Task brief | Only the lines of the data holding the string "image" need to be returned.

──────── Supplied entries

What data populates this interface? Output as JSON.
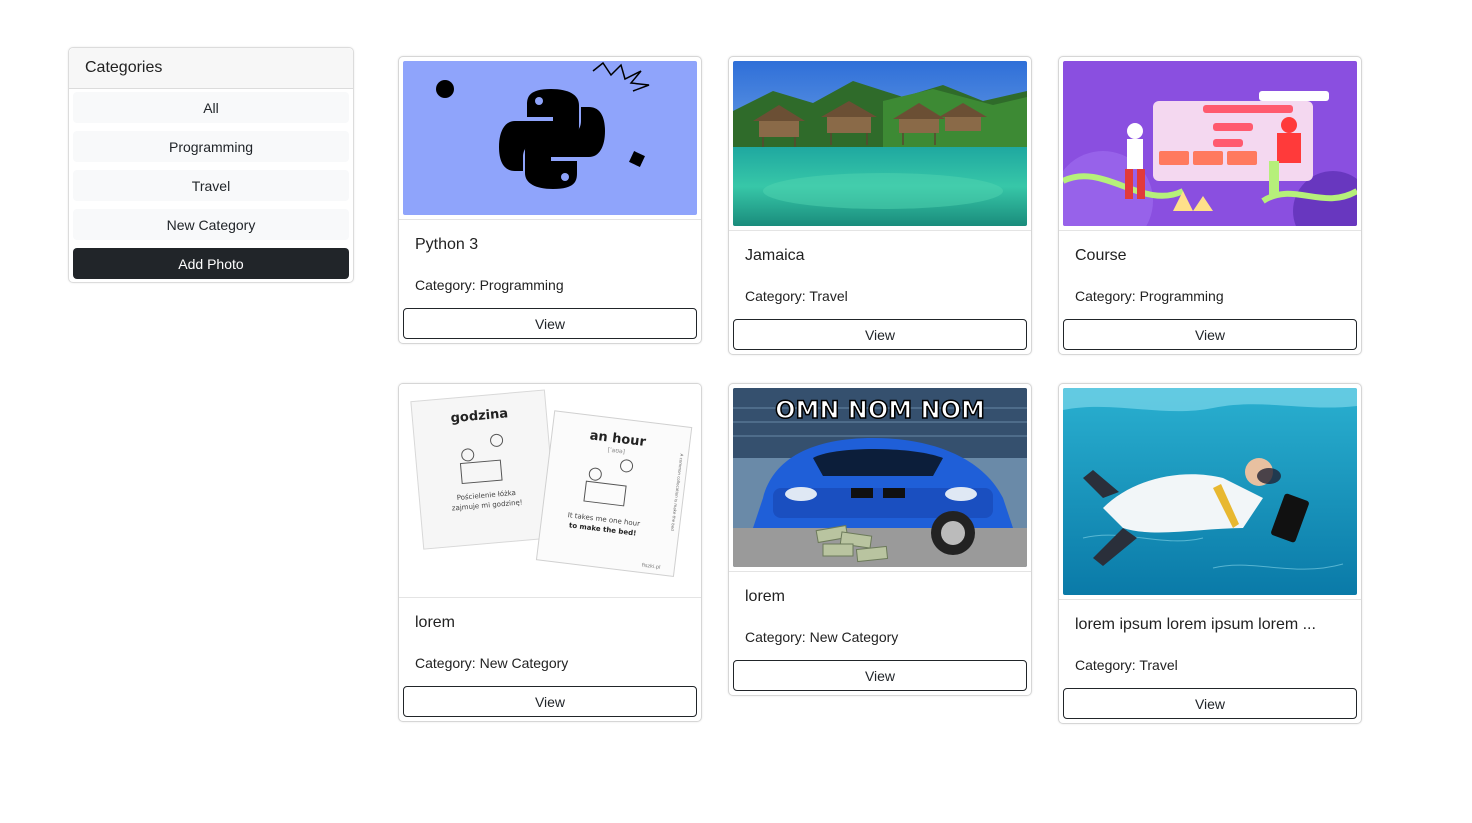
{
  "sidebar": {
    "title": "Categories",
    "categories": [
      "All",
      "Programming",
      "Travel",
      "New Category"
    ],
    "add_label": "Add Photo"
  },
  "cards": [
    {
      "title": "Python 3",
      "category": "Category: Programming",
      "view_label": "View",
      "image": "python-logo"
    },
    {
      "title": "Jamaica",
      "category": "Category: Travel",
      "view_label": "View",
      "image": "tropical-bungalows"
    },
    {
      "title": "Course",
      "category": "Category: Programming",
      "view_label": "View",
      "image": "web-course-illustration"
    },
    {
      "title": "lorem",
      "category": "Category: New Category",
      "view_label": "View",
      "image": "flashcards",
      "flashcard_text": {
        "left_word": "godzina",
        "left_sentence_1": "Pościelenie łóżka",
        "left_sentence_2": "zajmuje mi godzinę!",
        "right_word": "an hour",
        "right_phonetic": "[ˈaʊə]",
        "right_sentence_1": "It takes me one hour",
        "right_sentence_2": "to make the bed!",
        "right_side_note": "A common collocation is make the bed",
        "brand": "fiszki.pl"
      }
    },
    {
      "title": "lorem",
      "category": "Category: New Category",
      "view_label": "View",
      "image": "blue-car-meme",
      "meme_caption": "OMN NOM NOM"
    },
    {
      "title": "lorem ipsum lorem ipsum lorem ...",
      "category": "Category: Travel",
      "view_label": "View",
      "image": "underwater-businessman"
    }
  ],
  "colors": {
    "dark_button": "#212529",
    "python_bg": "#8fa4fb"
  }
}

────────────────

Task solution |
      "image": "python-logo"
      "image": "tropical-bungalows"
      "image": "web-course-illustration"
      "image": "flashcards",
      "image": "blue-car-meme",
      "image": "underwater-businessman"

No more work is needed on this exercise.